● **WHAT YOU NEED TO DO**:
Copy whichever lines of the data hold the word "description".
· · ·
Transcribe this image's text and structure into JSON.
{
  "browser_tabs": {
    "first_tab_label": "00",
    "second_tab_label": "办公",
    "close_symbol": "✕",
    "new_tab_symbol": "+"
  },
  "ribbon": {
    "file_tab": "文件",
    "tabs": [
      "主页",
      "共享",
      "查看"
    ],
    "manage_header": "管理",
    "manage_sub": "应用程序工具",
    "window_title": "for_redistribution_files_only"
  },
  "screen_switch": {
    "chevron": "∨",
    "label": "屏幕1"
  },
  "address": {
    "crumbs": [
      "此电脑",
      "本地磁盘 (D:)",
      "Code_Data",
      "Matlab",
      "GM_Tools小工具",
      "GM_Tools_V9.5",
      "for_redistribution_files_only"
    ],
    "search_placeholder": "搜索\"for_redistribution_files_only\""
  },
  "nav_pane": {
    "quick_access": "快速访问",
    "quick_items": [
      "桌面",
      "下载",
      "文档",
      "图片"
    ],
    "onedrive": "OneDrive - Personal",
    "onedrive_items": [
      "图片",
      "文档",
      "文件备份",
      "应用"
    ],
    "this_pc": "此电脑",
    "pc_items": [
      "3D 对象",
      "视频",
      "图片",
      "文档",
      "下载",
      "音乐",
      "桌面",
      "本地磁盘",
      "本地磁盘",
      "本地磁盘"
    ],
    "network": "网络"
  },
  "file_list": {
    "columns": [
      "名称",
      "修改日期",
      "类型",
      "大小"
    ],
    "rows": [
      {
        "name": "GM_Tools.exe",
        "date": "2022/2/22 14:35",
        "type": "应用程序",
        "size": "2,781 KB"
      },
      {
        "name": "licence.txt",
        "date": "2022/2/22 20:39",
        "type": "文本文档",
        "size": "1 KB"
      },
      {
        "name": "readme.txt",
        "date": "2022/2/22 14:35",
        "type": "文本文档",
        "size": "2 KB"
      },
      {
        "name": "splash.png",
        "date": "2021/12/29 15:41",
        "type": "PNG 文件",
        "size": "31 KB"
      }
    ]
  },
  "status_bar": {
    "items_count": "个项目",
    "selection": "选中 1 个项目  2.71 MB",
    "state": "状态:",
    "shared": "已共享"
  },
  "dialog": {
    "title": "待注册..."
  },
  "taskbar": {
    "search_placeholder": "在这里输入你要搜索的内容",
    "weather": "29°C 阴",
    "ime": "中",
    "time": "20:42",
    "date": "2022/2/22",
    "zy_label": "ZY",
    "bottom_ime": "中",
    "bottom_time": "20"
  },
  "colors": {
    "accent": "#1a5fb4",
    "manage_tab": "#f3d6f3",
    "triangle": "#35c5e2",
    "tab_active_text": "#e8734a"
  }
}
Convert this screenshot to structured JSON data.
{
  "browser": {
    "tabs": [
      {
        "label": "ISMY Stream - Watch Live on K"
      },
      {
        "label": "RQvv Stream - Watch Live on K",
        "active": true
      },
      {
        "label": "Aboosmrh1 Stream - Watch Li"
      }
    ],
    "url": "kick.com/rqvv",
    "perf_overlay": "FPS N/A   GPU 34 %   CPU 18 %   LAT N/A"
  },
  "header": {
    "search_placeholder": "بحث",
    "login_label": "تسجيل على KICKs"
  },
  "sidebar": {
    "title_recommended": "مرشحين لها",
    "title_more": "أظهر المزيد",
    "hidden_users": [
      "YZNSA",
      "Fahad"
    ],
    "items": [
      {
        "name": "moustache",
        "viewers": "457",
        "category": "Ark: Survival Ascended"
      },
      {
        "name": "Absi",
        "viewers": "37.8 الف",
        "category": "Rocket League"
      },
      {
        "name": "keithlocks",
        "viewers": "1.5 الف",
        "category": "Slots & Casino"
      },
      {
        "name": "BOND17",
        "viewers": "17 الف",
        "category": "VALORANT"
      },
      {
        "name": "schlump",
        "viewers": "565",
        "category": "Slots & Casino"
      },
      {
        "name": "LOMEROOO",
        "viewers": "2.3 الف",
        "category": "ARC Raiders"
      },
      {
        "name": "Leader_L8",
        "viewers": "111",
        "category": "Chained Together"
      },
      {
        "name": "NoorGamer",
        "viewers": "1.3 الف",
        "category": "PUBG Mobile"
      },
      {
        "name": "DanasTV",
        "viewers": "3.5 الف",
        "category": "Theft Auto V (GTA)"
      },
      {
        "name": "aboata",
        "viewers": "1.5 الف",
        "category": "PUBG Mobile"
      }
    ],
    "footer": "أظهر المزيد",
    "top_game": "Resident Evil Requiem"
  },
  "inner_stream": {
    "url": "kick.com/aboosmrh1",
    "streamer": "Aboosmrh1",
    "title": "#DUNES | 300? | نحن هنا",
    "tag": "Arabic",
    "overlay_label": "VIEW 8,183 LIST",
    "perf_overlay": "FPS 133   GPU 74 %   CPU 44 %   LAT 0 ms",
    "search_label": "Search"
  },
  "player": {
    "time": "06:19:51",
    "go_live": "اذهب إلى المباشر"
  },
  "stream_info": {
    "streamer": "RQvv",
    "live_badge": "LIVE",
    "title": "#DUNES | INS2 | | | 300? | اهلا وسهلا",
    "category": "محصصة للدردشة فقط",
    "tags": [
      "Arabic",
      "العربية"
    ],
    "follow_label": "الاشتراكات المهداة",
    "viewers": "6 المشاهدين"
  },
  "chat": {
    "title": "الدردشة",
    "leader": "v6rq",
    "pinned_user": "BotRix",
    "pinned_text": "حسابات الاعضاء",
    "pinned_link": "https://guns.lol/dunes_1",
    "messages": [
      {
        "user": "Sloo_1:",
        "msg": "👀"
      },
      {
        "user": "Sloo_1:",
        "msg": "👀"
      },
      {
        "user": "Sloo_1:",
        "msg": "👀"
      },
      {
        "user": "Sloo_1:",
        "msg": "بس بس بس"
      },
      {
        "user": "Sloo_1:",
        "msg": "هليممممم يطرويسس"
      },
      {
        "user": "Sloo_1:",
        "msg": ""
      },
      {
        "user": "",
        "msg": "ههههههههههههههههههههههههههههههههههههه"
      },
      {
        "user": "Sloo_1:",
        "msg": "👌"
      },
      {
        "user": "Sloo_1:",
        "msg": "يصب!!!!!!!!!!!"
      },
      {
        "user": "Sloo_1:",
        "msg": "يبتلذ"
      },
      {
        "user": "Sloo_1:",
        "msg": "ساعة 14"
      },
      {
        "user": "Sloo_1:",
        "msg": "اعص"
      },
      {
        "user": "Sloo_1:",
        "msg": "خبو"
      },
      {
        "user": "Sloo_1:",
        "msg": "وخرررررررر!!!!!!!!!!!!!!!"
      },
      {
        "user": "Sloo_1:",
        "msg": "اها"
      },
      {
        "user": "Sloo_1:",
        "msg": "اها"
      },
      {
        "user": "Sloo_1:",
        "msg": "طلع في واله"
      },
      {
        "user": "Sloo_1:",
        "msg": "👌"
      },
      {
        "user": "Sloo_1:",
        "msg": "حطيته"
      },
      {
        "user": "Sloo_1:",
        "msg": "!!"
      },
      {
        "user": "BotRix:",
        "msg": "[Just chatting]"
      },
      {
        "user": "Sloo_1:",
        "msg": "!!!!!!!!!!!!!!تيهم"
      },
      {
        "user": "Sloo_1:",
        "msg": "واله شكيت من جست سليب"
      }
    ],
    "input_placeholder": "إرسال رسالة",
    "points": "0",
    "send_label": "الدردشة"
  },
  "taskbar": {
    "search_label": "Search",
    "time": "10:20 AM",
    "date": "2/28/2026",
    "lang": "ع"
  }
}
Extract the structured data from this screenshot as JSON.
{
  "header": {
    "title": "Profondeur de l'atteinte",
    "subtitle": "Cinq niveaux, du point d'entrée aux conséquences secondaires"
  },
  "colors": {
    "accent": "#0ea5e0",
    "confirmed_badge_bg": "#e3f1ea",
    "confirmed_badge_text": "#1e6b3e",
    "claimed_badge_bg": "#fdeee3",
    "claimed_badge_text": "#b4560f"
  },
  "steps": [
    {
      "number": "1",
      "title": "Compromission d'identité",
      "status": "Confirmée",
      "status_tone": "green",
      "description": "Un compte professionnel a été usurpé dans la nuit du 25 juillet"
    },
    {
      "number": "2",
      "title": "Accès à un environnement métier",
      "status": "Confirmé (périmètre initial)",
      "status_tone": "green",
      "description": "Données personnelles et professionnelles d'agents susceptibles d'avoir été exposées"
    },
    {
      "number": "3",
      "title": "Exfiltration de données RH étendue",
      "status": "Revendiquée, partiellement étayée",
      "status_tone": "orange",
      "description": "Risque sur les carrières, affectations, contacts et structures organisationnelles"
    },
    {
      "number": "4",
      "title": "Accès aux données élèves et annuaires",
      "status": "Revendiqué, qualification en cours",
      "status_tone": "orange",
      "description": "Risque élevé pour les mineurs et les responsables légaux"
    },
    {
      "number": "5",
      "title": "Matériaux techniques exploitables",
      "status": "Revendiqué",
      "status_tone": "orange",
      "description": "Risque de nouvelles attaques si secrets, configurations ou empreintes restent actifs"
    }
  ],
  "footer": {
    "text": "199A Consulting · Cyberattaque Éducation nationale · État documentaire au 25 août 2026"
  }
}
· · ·
● **WRITTEN RESPONSE**:
      "description": "Un compte professionnel a été usurpé dans la nuit du 25 juillet"
      "description": "Données personnelles et professionnelles d'agents susceptibles d'avoir été exposées"
      "description": "Risque sur les carrières, affectations, contacts et structures organisationnelles"
      "description": "Risque élevé pour les mineurs et les responsables légaux"
      "description": "Risque de nouvelles attaques si secrets, configurations ou empreintes restent actifs"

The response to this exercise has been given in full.